- Your instructions -
Write out the records again, exactly. Nothing may be dropped.

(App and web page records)
______________________________

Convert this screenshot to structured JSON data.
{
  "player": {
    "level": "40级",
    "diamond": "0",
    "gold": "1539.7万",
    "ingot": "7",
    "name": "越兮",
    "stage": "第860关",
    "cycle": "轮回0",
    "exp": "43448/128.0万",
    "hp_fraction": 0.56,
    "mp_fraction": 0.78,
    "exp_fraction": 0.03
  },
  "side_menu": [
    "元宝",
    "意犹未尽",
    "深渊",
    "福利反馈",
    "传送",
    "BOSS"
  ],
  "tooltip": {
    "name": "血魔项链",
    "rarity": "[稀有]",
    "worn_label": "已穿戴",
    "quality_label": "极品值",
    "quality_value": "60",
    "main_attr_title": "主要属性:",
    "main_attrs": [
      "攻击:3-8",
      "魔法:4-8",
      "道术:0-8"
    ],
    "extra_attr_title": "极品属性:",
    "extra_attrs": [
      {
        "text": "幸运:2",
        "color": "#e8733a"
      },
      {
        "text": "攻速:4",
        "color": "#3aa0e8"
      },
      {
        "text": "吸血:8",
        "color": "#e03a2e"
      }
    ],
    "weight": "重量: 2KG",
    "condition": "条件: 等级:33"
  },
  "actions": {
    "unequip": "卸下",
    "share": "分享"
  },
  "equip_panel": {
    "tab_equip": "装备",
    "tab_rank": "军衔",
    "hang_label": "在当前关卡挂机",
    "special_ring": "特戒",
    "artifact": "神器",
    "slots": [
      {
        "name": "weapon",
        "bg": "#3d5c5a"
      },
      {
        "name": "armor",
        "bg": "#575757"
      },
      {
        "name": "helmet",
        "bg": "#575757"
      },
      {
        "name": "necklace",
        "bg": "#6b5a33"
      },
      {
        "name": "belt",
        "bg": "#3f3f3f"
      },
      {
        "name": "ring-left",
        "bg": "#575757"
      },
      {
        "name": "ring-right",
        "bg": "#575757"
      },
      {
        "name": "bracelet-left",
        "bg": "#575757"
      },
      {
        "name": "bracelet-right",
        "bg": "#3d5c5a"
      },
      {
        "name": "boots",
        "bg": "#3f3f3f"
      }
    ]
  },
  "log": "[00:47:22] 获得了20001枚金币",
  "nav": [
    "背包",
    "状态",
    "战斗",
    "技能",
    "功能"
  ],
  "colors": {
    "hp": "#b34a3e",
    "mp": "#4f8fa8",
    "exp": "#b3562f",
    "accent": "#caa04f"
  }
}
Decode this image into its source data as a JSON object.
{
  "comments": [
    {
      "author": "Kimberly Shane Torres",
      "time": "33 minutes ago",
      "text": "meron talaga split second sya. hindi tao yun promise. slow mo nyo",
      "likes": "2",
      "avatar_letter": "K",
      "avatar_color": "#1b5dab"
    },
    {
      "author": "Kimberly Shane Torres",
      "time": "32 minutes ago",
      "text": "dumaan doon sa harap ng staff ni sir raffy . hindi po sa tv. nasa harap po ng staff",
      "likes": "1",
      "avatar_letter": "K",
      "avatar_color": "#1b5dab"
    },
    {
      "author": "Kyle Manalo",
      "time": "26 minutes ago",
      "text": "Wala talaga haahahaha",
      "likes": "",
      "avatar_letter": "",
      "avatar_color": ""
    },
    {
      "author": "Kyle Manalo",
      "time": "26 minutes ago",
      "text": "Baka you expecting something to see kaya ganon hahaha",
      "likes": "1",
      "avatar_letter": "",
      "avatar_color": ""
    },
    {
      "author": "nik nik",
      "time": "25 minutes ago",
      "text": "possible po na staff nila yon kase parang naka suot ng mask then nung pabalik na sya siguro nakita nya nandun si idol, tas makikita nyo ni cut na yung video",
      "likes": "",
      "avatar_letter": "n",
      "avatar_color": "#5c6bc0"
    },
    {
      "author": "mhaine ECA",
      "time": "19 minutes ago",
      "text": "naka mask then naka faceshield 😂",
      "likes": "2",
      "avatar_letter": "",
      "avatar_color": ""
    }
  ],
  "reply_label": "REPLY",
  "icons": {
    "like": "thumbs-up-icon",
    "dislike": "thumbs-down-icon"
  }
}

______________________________

- Response area -
Convert this screenshot to structured JSON data.
{
  "player": {
    "level": "40级",
    "diamond": "0",
    "gold": "1539.7万",
    "ingot": "7",
    "name": "越兮",
    "stage": "第860关",
    "cycle": "轮回0",
    "exp": "43448/128.0万",
    "hp_fraction": 0.56,
    "mp_fraction": 0.78,
    "exp_fraction": 0.03
  },
  "side_menu": [
    "元宝",
    "意犹未尽",
    "深渊",
    "福利反馈",
    "传送",
    "BOSS"
  ],
  "tooltip": {
    "name": "血魔项链",
    "rarity": "[稀有]",
    "worn_label": "已穿戴",
    "quality_label": "极品值",
    "quality_value": "60",
    "main_attr_title": "主要属性:",
    "main_attrs": [
      "攻击:3-8",
      "魔法:4-8",
      "道术:0-8"
    ],
    "extra_attr_title": "极品属性:",
    "extra_attrs": [
      {
        "text": "幸运:2",
        "color": "#e8733a"
      },
      {
        "text": "攻速:4",
        "color": "#3aa0e8"
      },
      {
        "text": "吸血:8",
        "color": "#e03a2e"
      }
    ],
    "weight": "重量: 2KG",
    "condition": "条件: 等级:33"
  },
  "actions": {
    "unequip": "卸下",
    "share": "分享"
  },
  "equip_panel": {
    "tab_equip": "装备",
    "tab_rank": "军衔",
    "hang_label": "在当前关卡挂机",
    "special_ring": "特戒",
    "artifact": "神器",
    "slots": [
      {
        "name": "weapon",
        "bg": "#3d5c5a"
      },
      {
        "name": "armor",
        "bg": "#575757"
      },
      {
        "name": "helmet",
        "bg": "#575757"
      },
      {
        "name": "necklace",
        "bg": "#6b5a33"
      },
      {
        "name": "belt",
        "bg": "#3f3f3f"
      },
      {
        "name": "ring-left",
        "bg": "#575757"
      },
      {
        "name": "ring-right",
        "bg": "#575757"
      },
      {
        "name": "bracelet-left",
        "bg": "#575757"
      },
      {
        "name": "bracelet-right",
        "bg": "#3d5c5a"
      },
      {
        "name": "boots",
        "bg": "#3f3f3f"
      }
    ]
  },
  "log": "[00:47:22] 获得了20001枚金币",
  "nav": [
    "背包",
    "状态",
    "战斗",
    "技能",
    "功能"
  ],
  "colors": {
    "hp": "#b34a3e",
    "mp": "#4f8fa8",
    "exp": "#b3562f",
    "accent": "#caa04f"
  }
}
Decode this image into its source data as a JSON object.
{
  "comments": [
    {
      "author": "Kimberly Shane Torres",
      "time": "33 minutes ago",
      "text": "meron talaga split second sya. hindi tao yun promise. slow mo nyo",
      "likes": "2",
      "avatar_letter": "K",
      "avatar_color": "#1b5dab"
    },
    {
      "author": "Kimberly Shane Torres",
      "time": "32 minutes ago",
      "text": "dumaan doon sa harap ng staff ni sir raffy . hindi po sa tv. nasa harap po ng staff",
      "likes": "1",
      "avatar_letter": "K",
      "avatar_color": "#1b5dab"
    },
    {
      "author": "Kyle Manalo",
      "time": "26 minutes ago",
      "text": "Wala talaga haahahaha",
      "likes": "",
      "avatar_letter": "",
      "avatar_color": ""
    },
    {
      "author": "Kyle Manalo",
      "time": "26 minutes ago",
      "text": "Baka you expecting something to see kaya ganon hahaha",
      "likes": "1",
      "avatar_letter": "",
      "avatar_color": ""
    },
    {
      "author": "nik nik",
      "time": "25 minutes ago",
      "text": "possible po na staff nila yon kase parang naka suot ng mask then nung pabalik na sya siguro nakita nya nandun si idol, tas makikita nyo ni cut na yung video",
      "likes": "",
      "avatar_letter": "n",
      "avatar_color": "#5c6bc0"
    },
    {
      "author": "mhaine ECA",
      "time": "19 minutes ago",
      "text": "naka mask then naka faceshield 😂",
      "likes": "2",
      "avatar_letter": "",
      "avatar_color": ""
    }
  ],
  "reply_label": "REPLY",
  "icons": {
    "like": "thumbs-up-icon",
    "dislike": "thumbs-down-icon"
  }
}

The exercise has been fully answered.